■ Problem description
Over all lines in the data below, count those holding "ConnectPro" and give only the result.

[Data records for software interfaces]
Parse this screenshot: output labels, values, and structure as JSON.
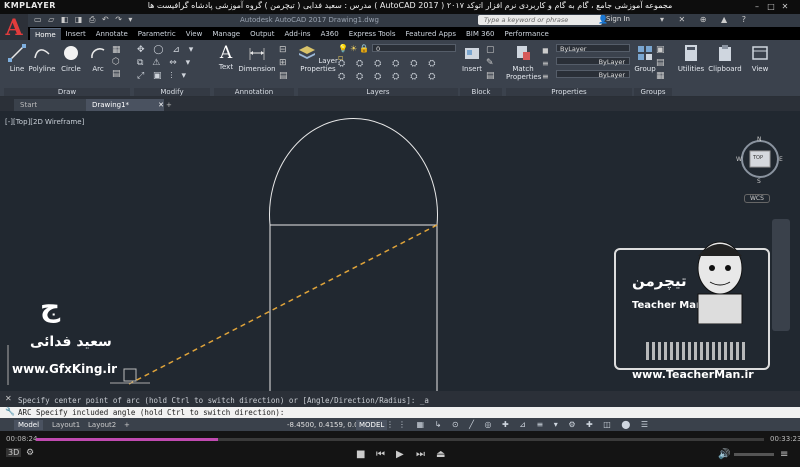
{
  "player": {
    "logo": "KMPLAYER",
    "title": "مجموعه آموزشی جامع ، گام به گام و کاربردی نرم افزار اتوکد ۲۰۱۷ ( AutoCAD 2017 ) مدرس : سعید فدایی ( تیچرمن ) گروه آموزشی پادشاه گرافیست ها",
    "time_elapsed": "00:08:24",
    "time_total": "00:33:23",
    "progress": 0.25
  },
  "acad": {
    "title": "Autodesk AutoCAD 2017    Drawing1.dwg",
    "search_placeholder": "Type a keyword or phrase",
    "signin": "Sign In",
    "tabs": [
      "Home",
      "Insert",
      "Annotate",
      "Parametric",
      "View",
      "Manage",
      "Output",
      "Add-ins",
      "A360",
      "Express Tools",
      "Featured Apps",
      "BIM 360",
      "Performance"
    ]
  },
  "ribbon": {
    "draw_tools": [
      "Line",
      "Polyline",
      "Circle",
      "Arc"
    ],
    "text_tools": [
      "Text",
      "Dimension"
    ],
    "layer_props": "Layer\nProperties",
    "layer_current": "0",
    "insert": "Insert",
    "match": "Match\nProperties",
    "bylayer": [
      "ByLayer",
      "ByLayer",
      "ByLayer"
    ],
    "group": "Group",
    "utilities": "Utilities",
    "clipboard": "Clipboard",
    "view": "View",
    "panels": [
      "Draw",
      "Modify",
      "Annotation",
      "Layers",
      "Block",
      "Properties",
      "Groups"
    ]
  },
  "filetabs": [
    "Start",
    "Drawing1*"
  ],
  "viewport": {
    "label": "[-][Top][2D Wireframe]",
    "viewcube": {
      "top": "TOP",
      "n": "N",
      "s": "S",
      "e": "E",
      "w": "W",
      "wcs": "WCS"
    }
  },
  "command": {
    "history": "Specify center point of arc (hold Ctrl to switch direction) or [Angle/Direction/Radius]: _a",
    "prompt": "ARC Specify included angle (hold Ctrl to switch direction):"
  },
  "status": {
    "layout_tabs": [
      "Model",
      "Layout1",
      "Layout2"
    ],
    "coords": "-8.4500, 0.4159, 0.0000",
    "model": "MODEL"
  },
  "watermarks": {
    "name_fa": "سعید فدائی",
    "site_left": "www.GfxKing.ir",
    "brand_fa": "تیچرمن",
    "brand_en": "Teacher Man",
    "site_right": "www.TeacherMan.ir"
  },
  "colors": {
    "viewport_bg": "#212830",
    "ribbon_bg": "#3b424d",
    "dashed_line": "#e0a43a",
    "seek_accent": "#c04ab0"
  }
}
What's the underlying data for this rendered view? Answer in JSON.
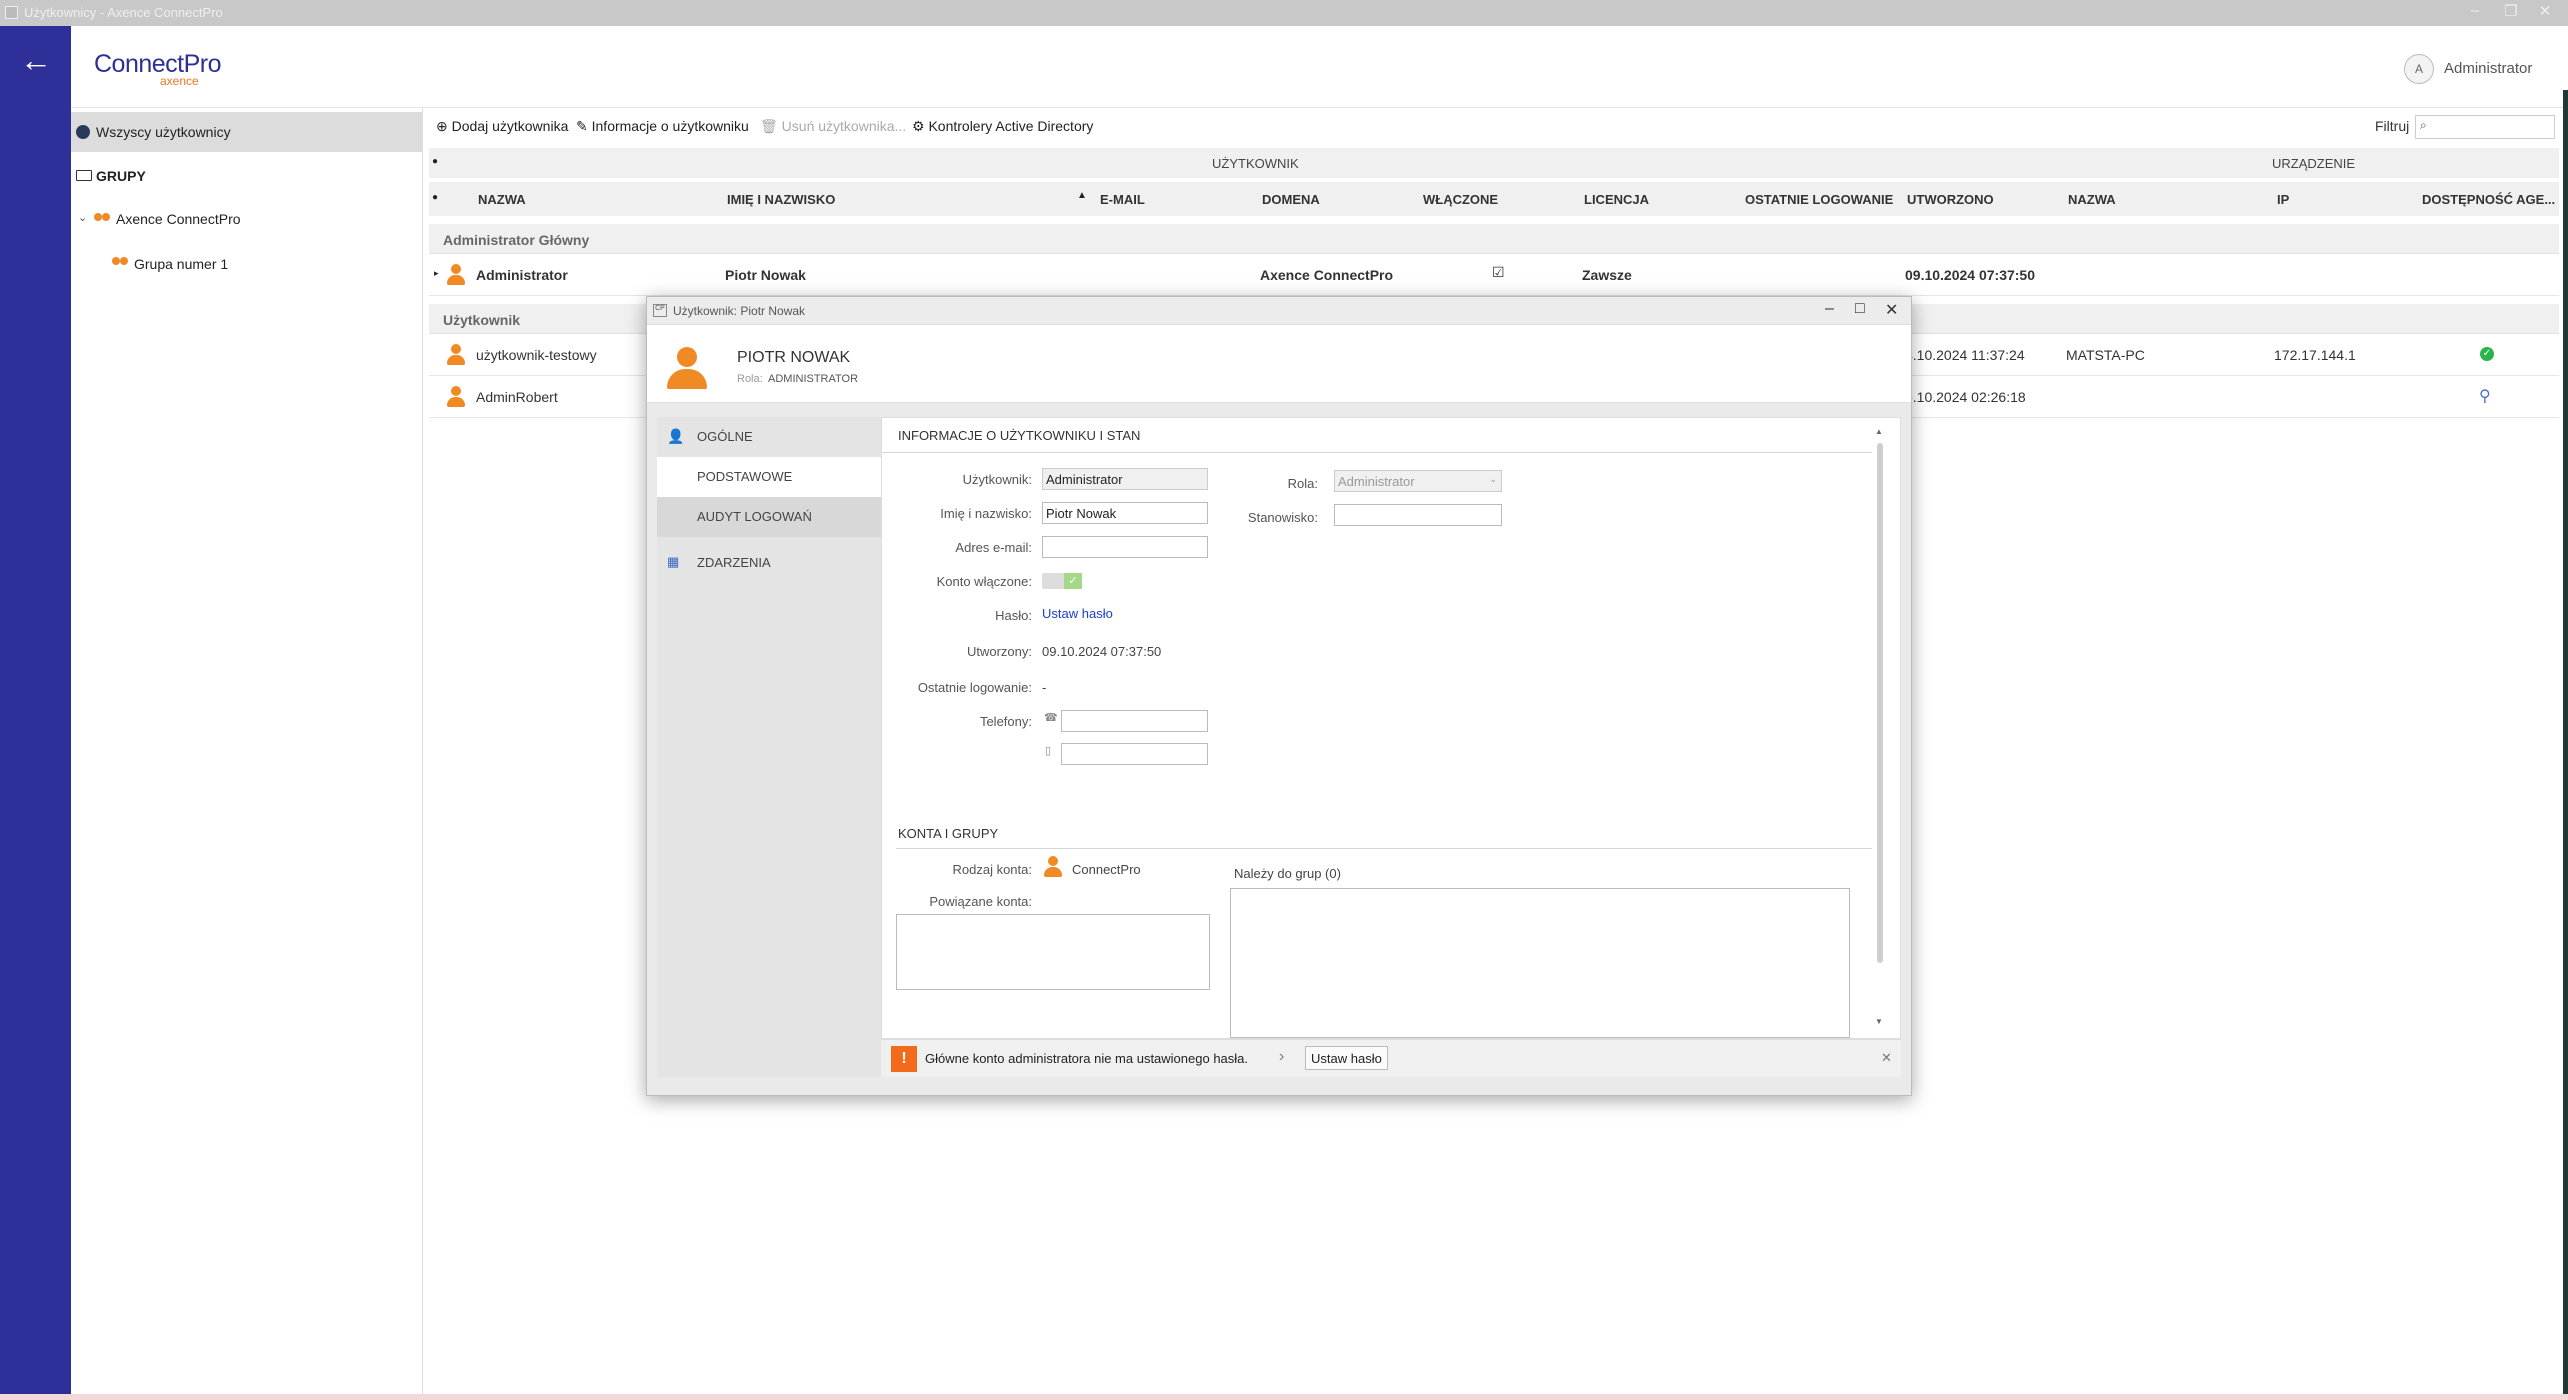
{
  "window": {
    "title": "Użytkownicy - Axence ConnectPro",
    "icon": "app-icon"
  },
  "header": {
    "logo_main": "ConnectPro",
    "logo_sub": "axence",
    "avatar_letter": "A",
    "user_name": "Administrator"
  },
  "sidebar": {
    "all_users": "Wszyscy użytkownicy",
    "groups_title": "GRUPY",
    "tree": [
      {
        "label": "Axence ConnectPro"
      },
      {
        "label": "Grupa numer 1"
      }
    ]
  },
  "toolbar": {
    "add": "Dodaj użytkownika",
    "info": "Informacje o użytkowniku",
    "delete": "Usuń użytkownika...",
    "ad": "Kontrolery Active Directory",
    "filter_label": "Filtruj"
  },
  "table": {
    "group_headers": {
      "user": "UŻYTKOWNIK",
      "device": "URZĄDZENIE"
    },
    "columns": [
      "NAZWA",
      "IMIĘ I NAZWISKO",
      "E-MAIL",
      "DOMENA",
      "WŁĄCZONE",
      "LICENCJA",
      "OSTATNIE LOGOWANIE",
      "UTWORZONO",
      "NAZWA",
      "IP",
      "DOSTĘPNOŚĆ AGE..."
    ],
    "groups": [
      {
        "label": "Administrator Główny",
        "rows": [
          {
            "name": "Administrator",
            "fullname": "Piotr Nowak",
            "domain": "Axence ConnectPro",
            "enabled": true,
            "license": "Zawsze",
            "created": "09.10.2024 07:37:50"
          }
        ]
      },
      {
        "label": "Użytkownik",
        "rows": [
          {
            "name": "użytkownik-testowy",
            "created": "4.10.2024 11:37:24",
            "device": "MATSTA-PC",
            "ip": "172.17.144.1",
            "agent": "online"
          },
          {
            "name": "AdminRobert",
            "created": "5.10.2024 02:26:18",
            "agent": "plug"
          }
        ]
      }
    ]
  },
  "dialog": {
    "title": "Użytkownik: Piotr Nowak",
    "name": "PIOTR NOWAK",
    "role_label": "Rola:",
    "role": "ADMINISTRATOR",
    "nav": [
      {
        "label": "OGÓLNE"
      },
      {
        "label": "PODSTAWOWE"
      },
      {
        "label": "AUDYT LOGOWAŃ"
      },
      {
        "label": "ZDARZENIA"
      }
    ],
    "section1": "INFORMACJE O UŻYTKOWNIKU I STAN",
    "fields": {
      "user_label": "Użytkownik:",
      "user_value": "Administrator",
      "name_label": "Imię i nazwisko:",
      "name_value": "Piotr Nowak",
      "email_label": "Adres e-mail:",
      "email_value": "",
      "enabled_label": "Konto włączone:",
      "enabled": true,
      "password_label": "Hasło:",
      "password_link": "Ustaw hasło",
      "created_label": "Utworzony:",
      "created_value": "09.10.2024 07:37:50",
      "lastlogin_label": "Ostatnie logowanie:",
      "lastlogin_value": "-",
      "phones_label": "Telefony:",
      "role_label": "Rola:",
      "role_value": "Administrator",
      "position_label": "Stanowisko:",
      "position_value": ""
    },
    "section2": "KONTA I GRUPY",
    "accounts": {
      "type_label": "Rodzaj konta:",
      "type_value": "ConnectPro",
      "linked_label": "Powiązane konta:",
      "groups_label": "Należy do grup (0)"
    },
    "warning": {
      "text": "Główne konto administratora nie ma ustawionego hasła.",
      "button": "Ustaw hasło"
    }
  }
}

■ Solved exercise
5